It’s at this point that merit comes into play. Do people who hate the income gap really want all people to be rewarded equally? Do they want the top end skewed down or do they want the bottom end to rise? Should this be handled via “redistribution” (in other words, taxes – an impossibility but we’ll let it slide for rhetorical reasons) or wage caps? Do they really want a world where hard work and foresight is punished?
Take Mother Jones, for example. Their ad income is most likely several times that of smaller online commentary sites. Should they be forced to toss their “excess” in a pool for the smaller sites to benefit from and close the “gap” that way? I would imagine they’d disagree with this, stating that they’ve built up their brand and hired talented writers and thus, deserve this additional income.
Is that any different than deciding that Bill Gates should be forced via taxation or salary cap to cough up his “excess” income so that those in the bottom 90% can have more? And how exactly does anyone expect this to happen?
All the ideas I’ve read revolve around raising the tax rate on the top 10%. This is the ever-popular “soaking the rich” tax plan. It plays well with voters but will never be instituted, thanks to the fact that many of our nation’s representatives are wholly beholden to the ultra-rich, if not actually part of the ultra-rich themselves. (Interesting note: Democrats are more prone to painting the Republican party as champions of the ultra-rich, but 7 out 0f 10 of the richest representatives listed below are, in fact, Democrats. And not just any Democrats, but Democrats who crossed party lines to vote FOR Bush’s tax cuts on higher incomes.)
Beyond the fact that there is nobody in Washington willing to do this, a further issue is the fact that the government is quite possibly the worst Robin Hood analogue imaginable. They cannot, despite constant assurances otherwise, redistribute wealth. They cannot take Bill Gates’ money and spread it among a random sampling of the bottom 90%. They can’t even do it indirectly through taxes, as much of that money is already promised to a variety of earmarks, subsidies and entitlements already.
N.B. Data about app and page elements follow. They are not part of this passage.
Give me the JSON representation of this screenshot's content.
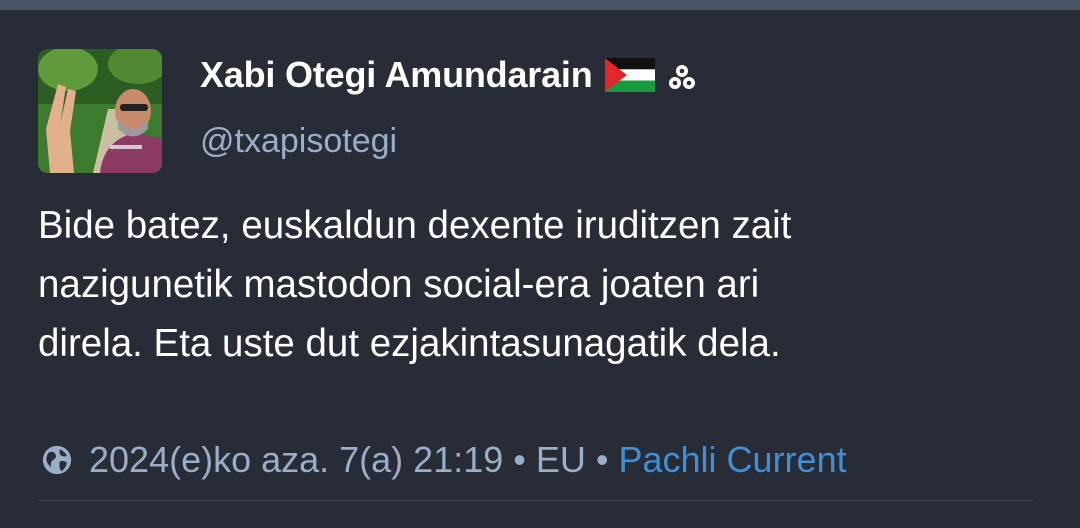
{
  "status": {
    "author": {
      "display_name": "Xabi Otegi Amundarain",
      "handle": "@txapisotegi",
      "badges": [
        "palestine-flag-icon",
        "three-dots-clover-icon"
      ]
    },
    "content": "Bide batez, euskaldun dexente iruditzen zait\nnazigunetik mastodon social-era joaten ari\ndirela. Eta uste dut ezjakintasunagatik dela.",
    "meta": {
      "visibility_icon": "globe-icon",
      "timestamp": "2024(e)ko aza. 7(a) 21:19",
      "separator": "•",
      "language": "EU",
      "application": "Pachli Current"
    }
  },
  "colors": {
    "background": "#282c37",
    "text": "#ffffff",
    "muted": "#9baec8",
    "link": "#3f8fd9"
  }
}
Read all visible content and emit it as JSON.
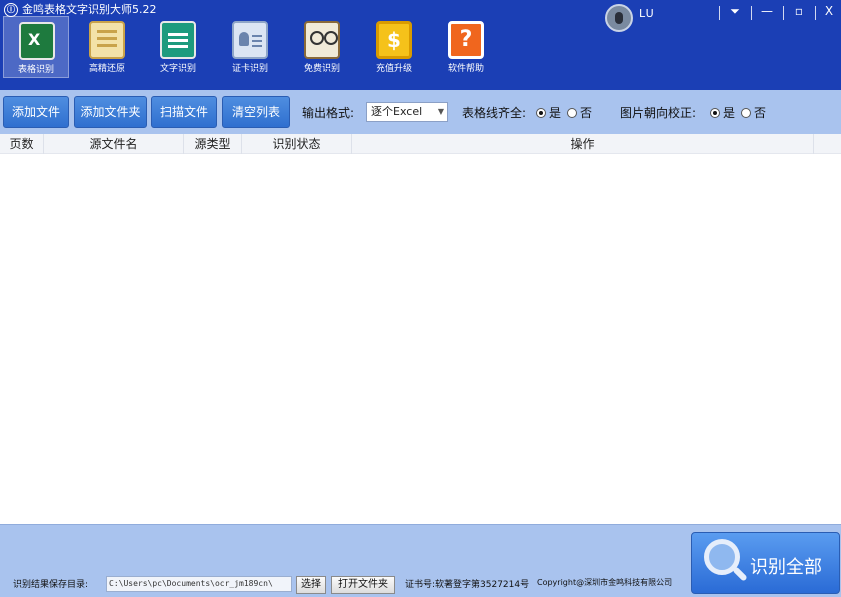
{
  "window": {
    "title": "金鸣表格文字识别大师5.22",
    "logo_glyph": "Ⓘ",
    "user": "LU",
    "controls": {
      "menu": "⏷",
      "minimize": "—",
      "maximize": "▫",
      "close": "X"
    }
  },
  "toolbar": {
    "items": [
      {
        "label": "表格识别",
        "icon": "excel-icon",
        "active": true
      },
      {
        "label": "高精还原",
        "icon": "document-icon",
        "active": false
      },
      {
        "label": "文字识别",
        "icon": "text-doc-icon",
        "active": false
      },
      {
        "label": "证卡识别",
        "icon": "id-card-icon",
        "active": false
      },
      {
        "label": "免费识别",
        "icon": "book-glasses-icon",
        "active": false
      },
      {
        "label": "充值升级",
        "icon": "coin-icon",
        "active": false
      },
      {
        "label": "软件帮助",
        "icon": "help-icon",
        "active": false
      }
    ]
  },
  "actions": {
    "add_file": "添加文件",
    "add_folder": "添加文件夹",
    "scan_file": "扫描文件",
    "clear_list": "清空列表",
    "output_format_label": "输出格式:",
    "output_format_value": "逐个Excel",
    "gridline_label": "表格线齐全:",
    "gridline_yes": "是",
    "gridline_no": "否",
    "gridline_selected": "yes",
    "orientation_label": "图片朝向校正:",
    "orientation_yes": "是",
    "orientation_no": "否",
    "orientation_selected": "yes"
  },
  "table": {
    "columns": [
      "页数",
      "源文件名",
      "源类型",
      "识别状态",
      "操作"
    ],
    "rows": []
  },
  "footer": {
    "save_dir_label": "识别结果保存目录:",
    "save_dir_value": "C:\\Users\\pc\\Documents\\ocr_jm189cn\\",
    "choose_button": "选择",
    "open_folder_button": "打开文件夹",
    "certificate": "证书号:软著登字第3527214号",
    "copyright": "Copyright@深圳市金鸣科技有限公司",
    "recognize_all": "识别全部"
  },
  "colors": {
    "header": "#1b3fb5",
    "panel": "#a9c3ee",
    "button": "#2f6fcf"
  }
}
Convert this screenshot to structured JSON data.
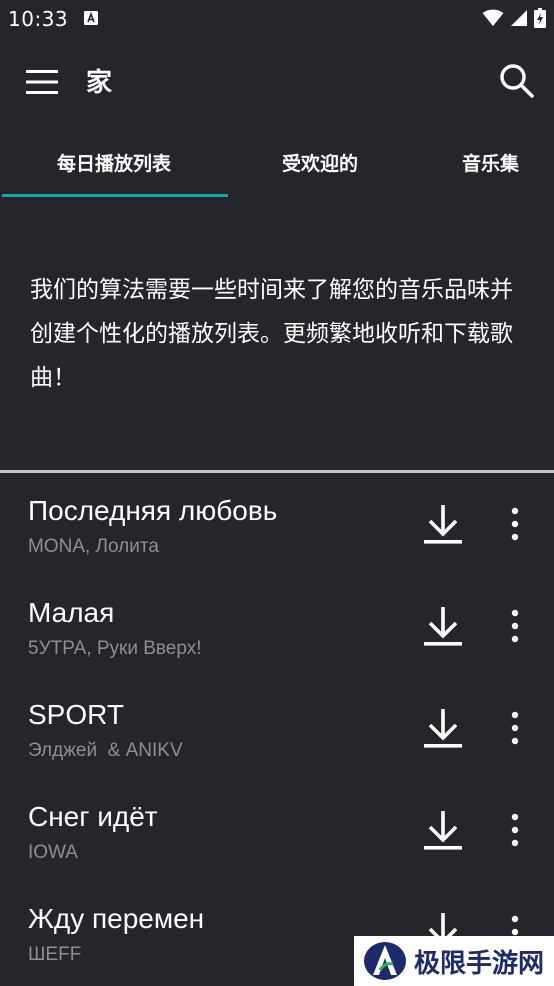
{
  "status_bar": {
    "time": "10:33",
    "notification_icon": "a-notification-icon",
    "icons": [
      "wifi-icon",
      "cell-signal-icon",
      "battery-icon"
    ]
  },
  "toolbar": {
    "title": "家",
    "menu_icon": "hamburger-menu-icon",
    "search_icon": "search-icon"
  },
  "tabs": [
    {
      "label": "每日播放列表",
      "selected": true
    },
    {
      "label": "受欢迎的",
      "selected": false
    },
    {
      "label": "音乐集",
      "selected": false
    }
  ],
  "message": "我们的算法需要一些时间来了解您的音乐品味并创建个性化的播放列表。更频繁地收听和下载歌曲！",
  "songs": [
    {
      "title": "Последняя любовь",
      "artist": "MONA, Лолита"
    },
    {
      "title": "Малая",
      "artist": "5УТРА, Руки Вверх!"
    },
    {
      "title": "SPORT",
      "artist": "Элджей  & ANIKV"
    },
    {
      "title": "Снег идёт",
      "artist": "IOWA"
    },
    {
      "title": "Жду перемен",
      "artist": "ШЕFF"
    }
  ],
  "watermark": {
    "text": "极限手游网"
  },
  "colors": {
    "background": "#25262b",
    "accent": "#18a3b5",
    "secondary_text": "#8e8f93",
    "divider": "#c4c5c8"
  }
}
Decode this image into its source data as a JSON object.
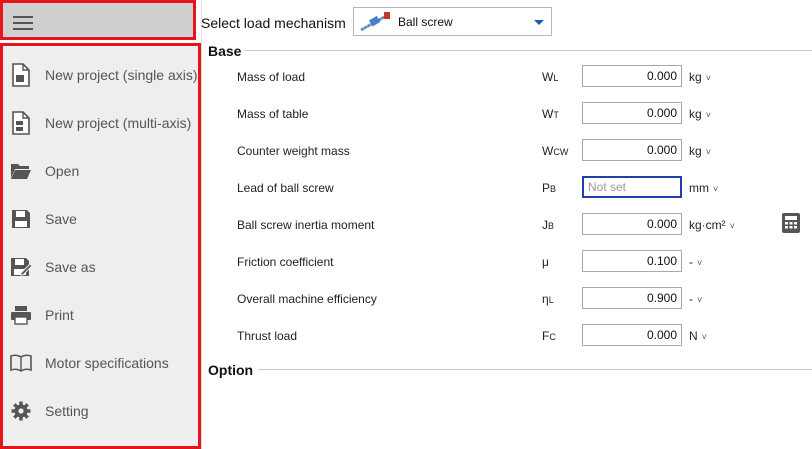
{
  "sidebar": {
    "items": [
      {
        "label": "New project (single axis)",
        "icon": "new-file-icon"
      },
      {
        "label": "New project (multi-axis)",
        "icon": "new-multi-file-icon"
      },
      {
        "label": "Open",
        "icon": "folder-open-icon"
      },
      {
        "label": "Save",
        "icon": "floppy-disk-icon"
      },
      {
        "label": "Save as",
        "icon": "save-as-icon"
      },
      {
        "label": "Print",
        "icon": "printer-icon"
      },
      {
        "label": "Motor specifications",
        "icon": "book-icon"
      },
      {
        "label": "Setting",
        "icon": "gear-icon"
      }
    ]
  },
  "header": {
    "label": "Select load mechanism",
    "mechanism": "Ball screw"
  },
  "sections": {
    "base": "Base",
    "option": "Option"
  },
  "params": [
    {
      "name": "Mass of load",
      "sym": "W",
      "sub": "L",
      "value": "0.000",
      "placeholder": "",
      "unit": "kg",
      "chev": "˅"
    },
    {
      "name": "Mass of table",
      "sym": "W",
      "sub": "T",
      "value": "0.000",
      "placeholder": "",
      "unit": "kg",
      "chev": "˅"
    },
    {
      "name": "Counter weight mass",
      "sym": "W",
      "sub": "CW",
      "value": "0.000",
      "placeholder": "",
      "unit": "kg",
      "chev": "˅"
    },
    {
      "name": "Lead of ball screw",
      "sym": "P",
      "sub": "B",
      "value": "",
      "placeholder": "Not set",
      "unit": "mm",
      "chev": "˅"
    },
    {
      "name": "Ball screw inertia moment",
      "sym": "J",
      "sub": "B",
      "value": "0.000",
      "placeholder": "",
      "unit": "kg·cm²",
      "chev": "˅"
    },
    {
      "name": "Friction coefficient",
      "sym": "μ",
      "sub": "",
      "value": "0.100",
      "placeholder": "",
      "unit": "-",
      "chev": "˅"
    },
    {
      "name": "Overall machine efficiency",
      "sym": "η",
      "sub": "L",
      "value": "0.900",
      "placeholder": "",
      "unit": "-",
      "chev": "˅"
    },
    {
      "name": "Thrust load",
      "sym": "F",
      "sub": "C",
      "value": "0.000",
      "placeholder": "",
      "unit": "N",
      "chev": "˅"
    }
  ],
  "colors": {
    "highlight_border": "#e4161c",
    "sidebar_bg": "#eeeeee",
    "accent": "#1a5fb4"
  }
}
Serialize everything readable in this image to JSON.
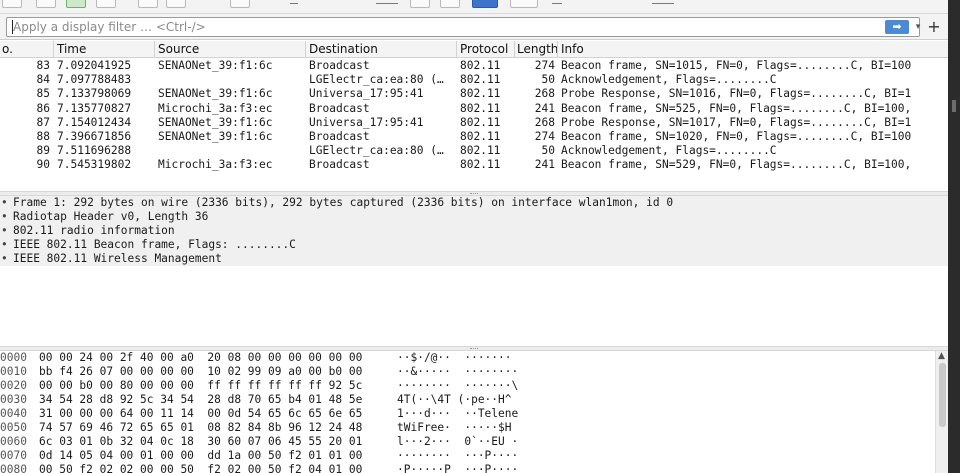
{
  "filter": {
    "placeholder": "Apply a display filter … <Ctrl-/>",
    "apply_icon": "arrow-right-icon",
    "dropdown_icon": "chevron-down-icon",
    "add_icon": "plus-icon",
    "add_symbol": "+",
    "apply_symbol": "➡",
    "dropdown_symbol": "▾",
    "accent_color": "#4a8ad6"
  },
  "packet_list": {
    "columns": [
      "o.",
      "Time",
      "Source",
      "Destination",
      "Protocol",
      "Length",
      "Info"
    ],
    "rows": [
      {
        "no": "83",
        "time": "7.092041925",
        "source": "SENAONet_39:f1:6c",
        "destination": "Broadcast",
        "protocol": "802.11",
        "length": "274",
        "info": "Beacon frame, SN=1015, FN=0, Flags=........C, BI=100"
      },
      {
        "no": "84",
        "time": "7.097788483",
        "source": "",
        "destination": "LGElectr_ca:ea:80 (…",
        "protocol": "802.11",
        "length": "50",
        "info": "Acknowledgement, Flags=........C"
      },
      {
        "no": "85",
        "time": "7.133798069",
        "source": "SENAONet_39:f1:6c",
        "destination": "Universa_17:95:41",
        "protocol": "802.11",
        "length": "268",
        "info": "Probe Response, SN=1016, FN=0, Flags=........C, BI=1"
      },
      {
        "no": "86",
        "time": "7.135770827",
        "source": "Microchi_3a:f3:ec",
        "destination": "Broadcast",
        "protocol": "802.11",
        "length": "241",
        "info": "Beacon frame, SN=525, FN=0, Flags=........C, BI=100,"
      },
      {
        "no": "87",
        "time": "7.154012434",
        "source": "SENAONet_39:f1:6c",
        "destination": "Universa_17:95:41",
        "protocol": "802.11",
        "length": "268",
        "info": "Probe Response, SN=1017, FN=0, Flags=........C, BI=1"
      },
      {
        "no": "88",
        "time": "7.396671856",
        "source": "SENAONet_39:f1:6c",
        "destination": "Broadcast",
        "protocol": "802.11",
        "length": "274",
        "info": "Beacon frame, SN=1020, FN=0, Flags=........C, BI=100"
      },
      {
        "no": "89",
        "time": "7.511696288",
        "source": "",
        "destination": "LGElectr_ca:ea:80 (…",
        "protocol": "802.11",
        "length": "50",
        "info": "Acknowledgement, Flags=........C"
      },
      {
        "no": "90",
        "time": "7.545319802",
        "source": "Microchi_3a:f3:ec",
        "destination": "Broadcast",
        "protocol": "802.11",
        "length": "241",
        "info": "Beacon frame, SN=529, FN=0, Flags=........C, BI=100,"
      }
    ]
  },
  "details": {
    "expander_symbol": "•",
    "items": [
      "Frame 1: 292 bytes on wire (2336 bits), 292 bytes captured (2336 bits) on interface wlan1mon, id 0",
      "Radiotap Header v0, Length 36",
      "802.11 radio information",
      "IEEE 802.11 Beacon frame, Flags: ........C",
      "IEEE 802.11 Wireless Management"
    ]
  },
  "bytes": {
    "rows": [
      {
        "offset": "0000",
        "hex": "00 00 24 00 2f 40 00 a0  20 08 00 00 00 00 00 00",
        "ascii": "··$·/@··  ·······"
      },
      {
        "offset": "0010",
        "hex": "bb f4 26 07 00 00 00 00  10 02 99 09 a0 00 b0 00",
        "ascii": "··&·····  ········"
      },
      {
        "offset": "0020",
        "hex": "00 00 b0 00 80 00 00 00  ff ff ff ff ff ff 92 5c",
        "ascii": "········  ·······\\"
      },
      {
        "offset": "0030",
        "hex": "34 54 28 d8 92 5c 34 54  28 d8 70 65 b4 01 48 5e",
        "ascii": "4T(··\\4T (·pe··H^"
      },
      {
        "offset": "0040",
        "hex": "31 00 00 00 64 00 11 14  00 0d 54 65 6c 65 6e 65",
        "ascii": "1···d···  ··Telene"
      },
      {
        "offset": "0050",
        "hex": "74 57 69 46 72 65 65 01  08 82 84 8b 96 12 24 48",
        "ascii": "tWiFree·  ·····$H"
      },
      {
        "offset": "0060",
        "hex": "6c 03 01 0b 32 04 0c 18  30 60 07 06 45 55 20 01",
        "ascii": "l···2···  0`··EU ·"
      },
      {
        "offset": "0070",
        "hex": "0d 14 05 04 00 01 00 00  dd 1a 00 50 f2 01 01 00",
        "ascii": "········  ···P····"
      },
      {
        "offset": "0080",
        "hex": "00 50 f2 02 02 00 00 50  f2 02 00 50 f2 04 01 00",
        "ascii": "·P·····P  ···P····"
      }
    ]
  }
}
Not only that, but a higher taxation rate wouldn’t close the gap. Gross income is still gross income, no matter what the tax rate. Someone making $20 million will still make $20 million, even if 60% of it is siphoned off in taxes. And the person making $30,000 will still be making $30,000, even if $12 million just rolled into the IRS offices.
They also have no business setting wages. Despite governmental creep into the private sector, there is no way these self-interested players should be allowed to cap wages or set minimums. They already have screwed up with the minimum wage and granting them the power to cap maximums is asking for a quasi-socialist system where even fewer people have a chance to get rich but many, many more will have the chance to be poor.
Beyond that, no one seems to have any idea how to close the income gap. If this were a real problem, rather than just a shoddy platform plank, ideas would flow freely. As it is, it’s just a political haymaker and another reason to get pointlessly angry.
My suggestion? Let it go. It won’t change. It can’t change. And anyone who thinks it can be changed wants to enlist the worse people possible to handle/redistribute other people’s money: the government. That’s not a solution. That’s a farce.